Dr. Kenny Rowlette, Liberty University Professor and Director of the
National Civil War Chaplains Museum and me (Photo by Kathleen Warren)
As I reflect on last week’s screening at Liberty University and prepare for Saturday’s showing at the University of Mary Washington, I am pleasantly surprised that education is becoming a popular aspect of our documentary. In addition to the theaters and libraries, we are getting more and more requests from museums and colleges to present our film. We then compliment the evening with individual speeches or panel discussions.
The topic of “teaching history” is routine, while the participants and discussions are not. The overall theme encourages our audience to recognize how important it is to preserve and present history to our young people. After all, they are the historians and storytellers of tomorrow.

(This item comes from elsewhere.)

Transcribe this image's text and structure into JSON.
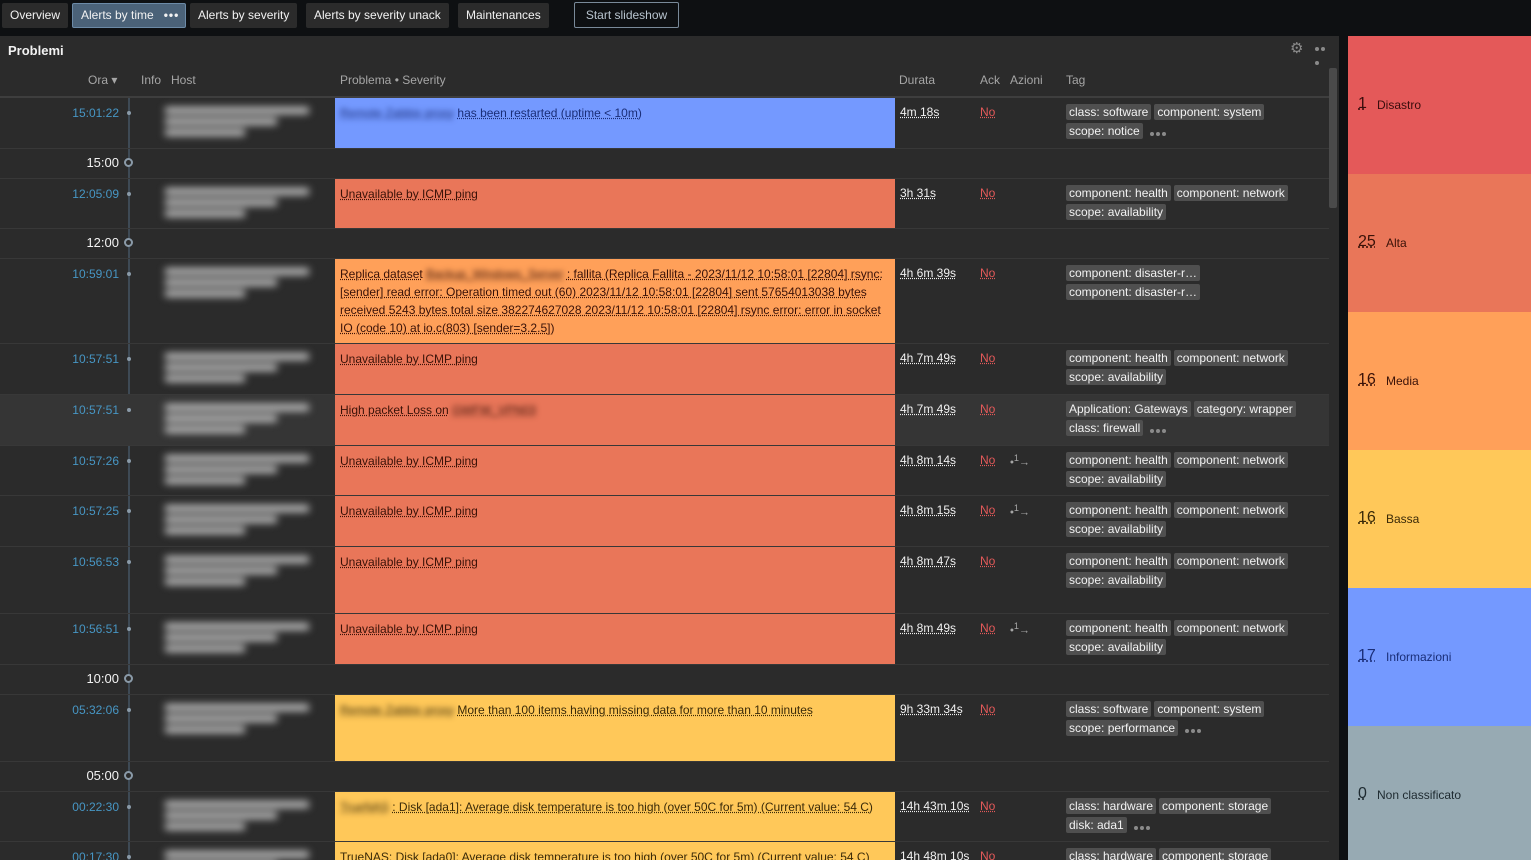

We also discuss what we can do in today’s modern-age to encourage an interest in our past.
What makes our presentations so unique and well-received? I believe it is the variety of ages and stages that we include on our panel. This of course is a direct reflection of our film’s cast and crew. We are a very diverse group and equally passionate about our own respective parts in this project. From home-schooled kids and grad students, to retirees and techies, we cover all bases of amateurs and professionals. Our historians (me included) cover a wide-range of disciplines and each of us brings a different perspective to the screen.
This ‘melting pot’ mentality is what we try to emulate on our panels. Topics at these chats include parental philosophies, emerging technologies, defining real heroes for our children, and how to inspire value in learning about our past. It is our hope that the audience will walk away with something that they were not aware of when they entered the room.
We call it ‘living history’ where you can awaken a student’s natural curiosity with a great story. This can lead to further interest and investigation into the topic. In other words, our film on Richard Kirkland may drive a student to want to learn more about the Battle of Fredericksburg, which in turn will result in he/she opening a book, or visiting the battlefield to see firsthand what Kirkland experienced.
Chances are they will relate more to the subject matter and walk away with a better understanding of the events from that day. In addition, they will probably retain the memory of that experience, which will assist them in recalling the lessons that they learned. (I can’t tell you the title of my 10th-grade history book or what was in it, but I remember our field trips to Fort Pitt and the Carnegie Museum.)
None of our team are licensed teachers or educators at any level, but the faculty and professors at these prestigious schools really like what we have to say and see it as a benefit. At Liberty, students were encouraged to attend our screening and some classes received extra credit for writing their thoughts. Our stage crew was students and the press that covered us were journalism majors. All of them seemed to have an interest in either history or film.
What really impressed me were the young people that work at the National Civil War Chaplains Museum and the Victorian Society. Clearly they have a passion for the subject and their contributions as research assistants, guides and re-enactors are extraordinary. Some even expressed a desire to work on their own documentary films.
As a 16+year resident of the great state of Virginia, and a parent of 4 (spread out from college to diapers) I have always been disappointed in the Old Dominion’s approach to teaching. The public schools in our region receive their funding based upon how well their students perform on an SOL (Standards of Learning) test. The result of this requirement is that you have a child learning the history questions that are on the test instead of a well-rounded knowledge of the topic. In response, parents and mentors must find ways to connect with young people so that they have a desire to look beyond the SOL.
On the other side of the spectrum you have kids in VA private schools learning whatever their teacher feels is important. If “critical thinking” is their teacher’s preferred focus, students may learn more about the act of analyzing history instead of the events themselves. This is misguided in my opinion as the 'process' inevitably becomes more important than the subject matter.
Knowing what took place in our past and understanding how we can apply those lessons in our daily lives is what matters. How does one do that? Admitting that times have changed and that this new generation responds differently to learning is crucial. Using the tools and technologies that we have today to reach young people and show them that history doesn’t have to be a boring textbook is essential.
The question one should ask is: Are you really teaching history, or are you teaching how to examine history? These are both very different goals. I believe the latter cannot be effective without the former. Inspiration can lead to education. We like to think that our documentary can lead from one to the other.
Stay tuned for photos from this weekend's MWU screening and tour of Brompton.